EXERCISE DIRECTIONS
Return the records below exactly as they are written.

SUPPLIED INFORMATION
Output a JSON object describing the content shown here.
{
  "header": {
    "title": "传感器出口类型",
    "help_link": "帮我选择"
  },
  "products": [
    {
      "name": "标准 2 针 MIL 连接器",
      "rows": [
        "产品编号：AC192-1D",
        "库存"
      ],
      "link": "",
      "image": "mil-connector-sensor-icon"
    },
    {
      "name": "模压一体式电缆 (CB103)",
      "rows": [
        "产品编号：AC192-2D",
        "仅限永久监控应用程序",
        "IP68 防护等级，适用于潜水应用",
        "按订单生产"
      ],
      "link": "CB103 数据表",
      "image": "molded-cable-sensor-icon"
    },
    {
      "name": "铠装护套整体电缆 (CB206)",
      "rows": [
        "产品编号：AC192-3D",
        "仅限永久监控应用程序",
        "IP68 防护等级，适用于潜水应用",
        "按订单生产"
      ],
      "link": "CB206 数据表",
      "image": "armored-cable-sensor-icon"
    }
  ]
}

TASK RESPONSE
Output a JSON object describing the content shown here.
{
  "header": {
    "title": "传感器出口类型",
    "help_link": "帮我选择"
  },
  "products": [
    {
      "name": "标准 2 针 MIL 连接器",
      "rows": [
        "产品编号：AC192-1D",
        "库存"
      ],
      "link": "",
      "image": "mil-connector-sensor-icon"
    },
    {
      "name": "模压一体式电缆 (CB103)",
      "rows": [
        "产品编号：AC192-2D",
        "仅限永久监控应用程序",
        "IP68 防护等级，适用于潜水应用",
        "按订单生产"
      ],
      "link": "CB103 数据表",
      "image": "molded-cable-sensor-icon"
    },
    {
      "name": "铠装护套整体电缆 (CB206)",
      "rows": [
        "产品编号：AC192-3D",
        "仅限永久监控应用程序",
        "IP68 防护等级，适用于潜水应用",
        "按订单生产"
      ],
      "link": "CB206 数据表",
      "image": "armored-cable-sensor-icon"
    }
  ]
}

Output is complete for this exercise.